Takeda Pharmaceutical said Monday it will buy leukemia drug maker Ariad  (ARIA)  for about $5.2 billion, or $24 per share in cash.

"We will broaden our hematology portfolio and transform our global solid tumor franchise through the addition of two innovative targeted therapies," said  Christophe Weber, president and chief executive officer of Takeda, which trades on the Tokyo Stock Exchange.

Ariad's primary drugs are leukemia treatment Iclusig and Brigatinib, an investigational drug product targeting non-small cell lung cancer.

The acquisition "brings two innovative targeted therapies that will expand and enhance Takeda's existing oncology portfolio" and "will position Takeda for sustainable long-term growth in oncology," Takeda said in a statement.

Ariad provided calendar year 2016 revenue guidance for Iclusig of $170-180 million and the companies believe Brigatinib has peak sales potential over $1 billion.

The company, which is based in Cambridge, Mass., has been considered a takeout target for some time, and saw its shares pop in late September on rumors it could be for sale. In August of last year, Baxalta (BXLT) reportedly expressed interest in an acquisition but later dropped its pursuit due to pricing disagreements and push-back from its shareholders, according to Bloomberg.

Ariad ran into trouble this fall after blood clots and heart-related side effects forced it to shut down a vital clinical trial involving Iclusig. Ariad shares had traded as high as $13.69 at the end of September, but dropped as low as $8.78 on Nov. 8. Ariad's stock price began rebounding and closed at $13.74 Jan. 6. Monday morning Ariad was the biggest mover in the Nasdaq Biotech Index, up 73% to $23.78 apiece on the buyout news. 

The fall 2016 study was designed to compare Ariad's Iclusig to Novartis'  ( NVS - Get Report) Gleevec in patients with newly diagnosed chronic myeloid leukemia (CML). Right now, Iclusig is used primarily in CML patients who no longer respond to first- and second-line therapies. The bad toxicity results meant that Iclusig will likely be used only in CML patients who have failed other treatments, or in a small subset of patients with a genetic mutation known as T35i.
 
Despite the treatment's limitation, Takeda said, the addition of Iclusig "will broaden Takeda's strong hematology franchise to include chronic myeloid leukemia and a subset of acute lymphoblastic leukemia."
 
Takeda has big hopes for Ariad's brigatinib, which is being developed to add a differentiated, global therapy in a genetically-defined subpopulation of non-small cell lung cancer. 
 
"This transaction is a great outcome for shareholders of Ariad and Takeda," said Alexander J. Denner, Ariad board chairman. "Both Ariad and Takeda are passionate about helping cancer patients, and I believe the talent and resources of Takeda coupled with Ariad's pipeline and people will accelerate the development of cancer treatments."
 
Sarissa Capital, the holder of 6.6% of Ariad's common shares, has agreed to tender its shares to Takeda.
 
Takeda said its track record of successful launches of oncology products Adcetris, Ninlaro and Velcade demonstrate it is well-positioned to launch brigatinib and capture global marketshare with the drug.
 
Takeda will host a media/investors conference call at 7:30 p.m. Jan. 9.

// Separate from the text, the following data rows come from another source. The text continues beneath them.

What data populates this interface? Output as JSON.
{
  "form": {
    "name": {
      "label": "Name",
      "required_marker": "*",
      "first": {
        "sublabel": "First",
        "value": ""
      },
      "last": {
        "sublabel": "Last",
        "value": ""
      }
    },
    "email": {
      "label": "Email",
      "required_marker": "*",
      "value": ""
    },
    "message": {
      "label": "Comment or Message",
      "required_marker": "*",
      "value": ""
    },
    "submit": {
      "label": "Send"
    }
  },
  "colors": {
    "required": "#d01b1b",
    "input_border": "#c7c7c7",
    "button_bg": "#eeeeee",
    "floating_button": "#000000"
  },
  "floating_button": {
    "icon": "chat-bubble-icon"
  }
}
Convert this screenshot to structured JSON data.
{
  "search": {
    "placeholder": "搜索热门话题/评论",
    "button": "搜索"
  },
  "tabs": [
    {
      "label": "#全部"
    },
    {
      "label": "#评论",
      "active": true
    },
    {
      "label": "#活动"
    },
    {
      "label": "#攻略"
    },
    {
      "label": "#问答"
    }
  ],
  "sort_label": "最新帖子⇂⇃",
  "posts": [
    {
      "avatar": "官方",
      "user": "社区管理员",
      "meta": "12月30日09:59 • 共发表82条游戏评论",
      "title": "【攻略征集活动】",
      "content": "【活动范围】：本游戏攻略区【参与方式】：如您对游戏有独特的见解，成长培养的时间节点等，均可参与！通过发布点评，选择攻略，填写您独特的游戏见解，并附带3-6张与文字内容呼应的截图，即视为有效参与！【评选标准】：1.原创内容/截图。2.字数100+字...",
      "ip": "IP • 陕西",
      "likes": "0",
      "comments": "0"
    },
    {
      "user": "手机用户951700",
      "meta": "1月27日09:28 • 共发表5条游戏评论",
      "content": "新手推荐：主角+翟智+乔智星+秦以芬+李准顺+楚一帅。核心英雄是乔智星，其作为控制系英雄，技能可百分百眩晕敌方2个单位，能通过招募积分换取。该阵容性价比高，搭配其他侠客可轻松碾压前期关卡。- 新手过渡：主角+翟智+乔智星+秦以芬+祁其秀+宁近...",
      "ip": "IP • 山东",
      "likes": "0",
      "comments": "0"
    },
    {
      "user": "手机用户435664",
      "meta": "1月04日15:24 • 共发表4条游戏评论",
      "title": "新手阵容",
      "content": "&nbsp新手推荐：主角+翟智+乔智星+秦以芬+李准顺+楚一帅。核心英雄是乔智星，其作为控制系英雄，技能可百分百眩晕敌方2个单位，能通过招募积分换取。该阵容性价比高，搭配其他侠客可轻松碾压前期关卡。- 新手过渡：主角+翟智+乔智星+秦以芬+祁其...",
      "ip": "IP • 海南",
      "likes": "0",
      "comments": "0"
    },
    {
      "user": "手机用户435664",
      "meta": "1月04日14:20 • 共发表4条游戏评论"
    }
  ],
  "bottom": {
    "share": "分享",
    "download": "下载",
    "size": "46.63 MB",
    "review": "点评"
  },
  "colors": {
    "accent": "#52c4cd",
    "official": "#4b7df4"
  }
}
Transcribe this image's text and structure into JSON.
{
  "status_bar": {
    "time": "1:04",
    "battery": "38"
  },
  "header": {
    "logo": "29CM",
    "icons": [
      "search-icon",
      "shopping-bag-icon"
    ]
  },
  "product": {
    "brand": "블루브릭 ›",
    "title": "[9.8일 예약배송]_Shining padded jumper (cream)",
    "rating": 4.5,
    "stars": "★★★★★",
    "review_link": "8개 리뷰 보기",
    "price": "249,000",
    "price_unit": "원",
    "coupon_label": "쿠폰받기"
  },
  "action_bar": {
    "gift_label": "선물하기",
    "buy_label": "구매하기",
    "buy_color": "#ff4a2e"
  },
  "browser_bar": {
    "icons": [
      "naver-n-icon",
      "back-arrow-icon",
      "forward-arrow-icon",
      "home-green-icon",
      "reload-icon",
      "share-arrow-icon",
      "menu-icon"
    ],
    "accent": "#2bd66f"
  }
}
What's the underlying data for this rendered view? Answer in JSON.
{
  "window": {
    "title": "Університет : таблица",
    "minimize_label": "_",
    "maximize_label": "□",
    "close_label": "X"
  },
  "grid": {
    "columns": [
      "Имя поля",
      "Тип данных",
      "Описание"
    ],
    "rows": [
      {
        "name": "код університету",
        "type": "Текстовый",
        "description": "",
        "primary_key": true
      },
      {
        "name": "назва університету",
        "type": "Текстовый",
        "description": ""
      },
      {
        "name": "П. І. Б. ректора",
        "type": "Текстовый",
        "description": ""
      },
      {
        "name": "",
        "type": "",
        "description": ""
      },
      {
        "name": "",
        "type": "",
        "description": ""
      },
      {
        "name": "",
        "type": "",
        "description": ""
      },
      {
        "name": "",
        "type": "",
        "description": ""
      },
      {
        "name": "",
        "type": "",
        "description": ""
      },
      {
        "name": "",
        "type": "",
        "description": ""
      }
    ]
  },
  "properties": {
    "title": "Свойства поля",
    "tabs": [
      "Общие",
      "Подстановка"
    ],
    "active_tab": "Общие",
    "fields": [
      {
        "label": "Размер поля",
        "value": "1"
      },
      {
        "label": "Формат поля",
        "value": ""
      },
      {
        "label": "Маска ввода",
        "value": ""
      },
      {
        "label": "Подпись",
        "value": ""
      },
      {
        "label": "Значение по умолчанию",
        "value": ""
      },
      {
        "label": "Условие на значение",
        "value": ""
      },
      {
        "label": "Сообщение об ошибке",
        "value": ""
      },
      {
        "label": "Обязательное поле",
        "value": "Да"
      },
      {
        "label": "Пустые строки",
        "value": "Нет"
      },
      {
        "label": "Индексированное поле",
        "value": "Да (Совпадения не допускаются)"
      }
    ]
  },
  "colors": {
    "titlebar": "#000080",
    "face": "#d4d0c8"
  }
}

In conjunction with the acquisition announcement, Ariad CEO Paris Panayiotopoulos canceled Monday's plans to present at the J.P. Morgan Healthcare Conference. in San Francisco.

Takeda said the acquisition is compelling for Takeda shareholders because it will provide immediate revenue and carries "considerable long-term revenue potential" as well as synergy savings.

Takeda projected the acquisition of Ariad will be accretive to fiscal 2018 core earnings and broadly neutral in fiscal 2017. 

The transaction will be funded by up to $4 billion of new debt and the remainder from existing cash. Ariad will become an indirect wholly owned subsidiary of Takeda.

JPMorgan, Goldman Sachs and Lazard acted as financial advisers to Ariad and Paul, Weiss, Rifkind, Wharton & Garrison acted as the company's legal adviser. Cleary Gottlieb Steen & Hamilton acted as legal adviser to Takeda. Evercore Partners acted as financial adviser to Takeda.